Thursday, October 20, 2011

Hey, What's the Big Idea?

This recent talk by R. David Lankes offers some novel thoughts on innovation and ideas (the bigger the better). Dr. Lankes traces how many big ideas (democracy, culture, entrepreneurial innovation) connect with librarianship as a profession, stressing how librarians - defined as anyone working in a library - have a pivotal role in improving the experience of all members of a library community.

Killing Librarianship from R. David Lankes on Vimeo.

What do you think of this reasoning? Is librarianship a cutting edge profession, capable of innovating in ways both large and small in ways that "improve society through facilitating knowledge creation?"

Wednesday, October 19, 2011

SLA's FutureReady365

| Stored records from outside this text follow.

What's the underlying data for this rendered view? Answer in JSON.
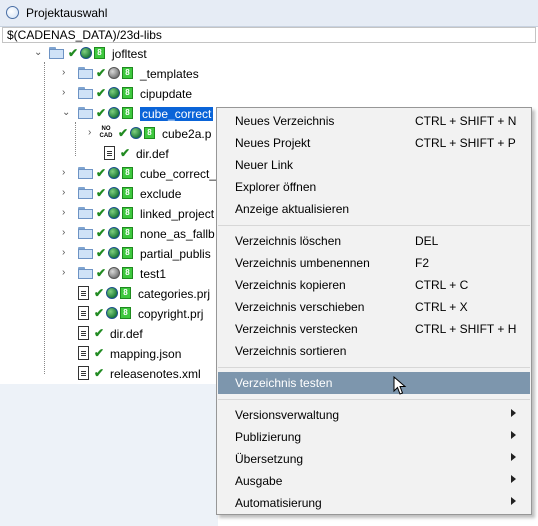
{
  "window": {
    "title": "Projektauswahl",
    "icon": "app-icon"
  },
  "path_field": {
    "value": "$(CADENAS_DATA)/23d-libs"
  },
  "tree": {
    "root": {
      "label": "jofltest",
      "expanded": true
    },
    "items": [
      {
        "label": "_templates",
        "icon": "folder-icon",
        "status": "grey-globe"
      },
      {
        "label": "cipupdate",
        "icon": "folder-icon",
        "status": "green-globe"
      },
      {
        "label": "cube_correct",
        "icon": "folder-icon",
        "status": "green-globe",
        "selected": true,
        "expanded": true
      },
      {
        "label": "cube2a.p",
        "icon": "nocad-icon",
        "status": "green-globe",
        "child": true
      },
      {
        "label": "dir.def",
        "icon": "document-icon",
        "child": true
      },
      {
        "label": "cube_correct_",
        "icon": "folder-icon",
        "status": "green-globe"
      },
      {
        "label": "exclude",
        "icon": "folder-icon",
        "status": "green-globe"
      },
      {
        "label": "linked_project",
        "icon": "folder-icon",
        "status": "green-globe"
      },
      {
        "label": "none_as_fallb",
        "icon": "folder-icon",
        "status": "green-globe"
      },
      {
        "label": "partial_publis",
        "icon": "folder-icon",
        "status": "green-globe"
      },
      {
        "label": "test1",
        "icon": "folder-icon",
        "status": "grey-globe"
      },
      {
        "label": "categories.prj",
        "icon": "document-icon",
        "status": "green-globe"
      },
      {
        "label": "copyright.prj",
        "icon": "document-icon",
        "status": "green-globe"
      },
      {
        "label": "dir.def",
        "icon": "document-icon"
      },
      {
        "label": "mapping.json",
        "icon": "document-icon"
      },
      {
        "label": "releasenotes.xml",
        "icon": "document-icon"
      }
    ]
  },
  "context_menu": {
    "groups": [
      [
        {
          "label": "Neues Verzeichnis",
          "shortcut": "CTRL + SHIFT + N"
        },
        {
          "label": "Neues Projekt",
          "shortcut": "CTRL + SHIFT + P"
        },
        {
          "label": "Neuer Link",
          "shortcut": ""
        },
        {
          "label": "Explorer öffnen",
          "shortcut": ""
        },
        {
          "label": "Anzeige aktualisieren",
          "shortcut": ""
        }
      ],
      [
        {
          "label": "Verzeichnis löschen",
          "shortcut": "DEL"
        },
        {
          "label": "Verzeichnis umbenennen",
          "shortcut": "F2"
        },
        {
          "label": "Verzeichnis kopieren",
          "shortcut": "CTRL + C"
        },
        {
          "label": "Verzeichnis verschieben",
          "shortcut": "CTRL + X"
        },
        {
          "label": "Verzeichnis verstecken",
          "shortcut": "CTRL + SHIFT + H"
        },
        {
          "label": "Verzeichnis sortieren",
          "shortcut": ""
        }
      ],
      [
        {
          "label": "Verzeichnis testen",
          "shortcut": "",
          "highlighted": true
        }
      ],
      [
        {
          "label": "Versionsverwaltung",
          "submenu": true
        },
        {
          "label": "Publizierung",
          "submenu": true
        },
        {
          "label": "Übersetzung",
          "submenu": true
        },
        {
          "label": "Ausgabe",
          "submenu": true
        },
        {
          "label": "Automatisierung",
          "submenu": true
        }
      ]
    ]
  },
  "colors": {
    "selection": "#0a64d8",
    "menu_highlight": "#7d96ad",
    "menu_background": "#f2f2f2",
    "status_green": "#3ec83e"
  }
}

If you are not already aware of SLA's FutureReady365 blog, check it out.
I'm bouncing in my chair at Internet Librarian 2011 right now, listening to Cindy Romaine--current SLA President--and Meryl Cole talk about the project. 365 in the name = a blog post a day related to being "future ready." I can't wait to start reading through the posts. Sounds like a lot of their thinking and dreams parallel a lot of MNFLI's thinking and dreams. I like seeing that. I like that they balance between being smart professionals and being playful and personal in their blog. I'm also embarrassed I wasn't aware of this project until 47 minutes ago.
Here's an excerpt from their about page to get your interest piqued:
What is Future Ready?
  • It’s an attitude of being more adaptable, flexible, and confident in utilizing the skills of the information & knowledge professional.
  • It’s a strategic shift toward being more effective at aligning with emerging and robust opportunities in the information industry and beyond.
  • It’s a focus on preparing ourselves for emerging opportunities in the information industry through:
    • Collaboration to accelerate the availability of useful information
    • An adaptable skill set that anticipates and responds to the evolving marketplace
    • Alignment with the language and values of the community you serve
    • Building a community that connects stakeholders in mutually beneficial relationships

Tuesday, October 18, 2011

A place like no other...

An interesting mix of corporate feel and lots of kids shot. They certainly emphasize value and not books! Do they have cooking classes? Love it!

Tuesday, October 11, 2011

Come see us at MLA Annual Conference 2011

Session Title: Minnesota Library Futures Initiative
Tracks: Administration & Leadership

When: Friday, Oct. 14 from 9:30 to 10:30

Presenters: Members of the Minnesota Library Futures Initiative

Description: In October 2010, a group of 24 early career librarians from all library types met for the first time to start envisioning the year 2025. Since that time, the Futurists have investigated
potential economic, social, technological, and other trends
to craft an idea of what libraries—and library patrons—will
look like in the next 15 years. Join the Futurists for a brief overview of their work and a preview of what’s in store for Minnesota’s libraries in 2025. During the session, the Futurists hope to help library staff start thinking about what might be done to prepare for the changes to come. In line
with how the Futurists have approached their task, this presentation will be philosophical in nature rather than focused on the latest gadgets and fads.

Yum! Design.

The Design section of the New York Times is featuring the Children’s Library Discovery Center in the Queens Central Library in downtown Jamaica.

"Today libraries double as centers for the elderly and toddler playrooms. They’re safe after-school havens for teenagers of working parents, with rooms set aside that are stocked with computers and, at a few branches, like the Rockaways, even with recording studios."

"Libraries have also learned from retailers like Starbucks and Barnes & Noble about what people expect when they leave their homes to go someplace public to sit and read. Libraries have become modern town squares and gathering places; they offer millions of New Yorkers employment counseling, English-language classes and, crucially, Internet access. Quiet rooms, like those Carnegie built, tend to be smaller and set aside these days, almost like smoking sections in airports."
"Is that a bad thing? Times change. Research libraries still survive. To imagine that libraries could remain as they were half a century ago would entail wishing away the Web and the demands of old people, immigrants, the unemployed, schoolchildren and parents who want constructive places to keep their young children occupied at a time when public resources and political good will are in increasingly short supply."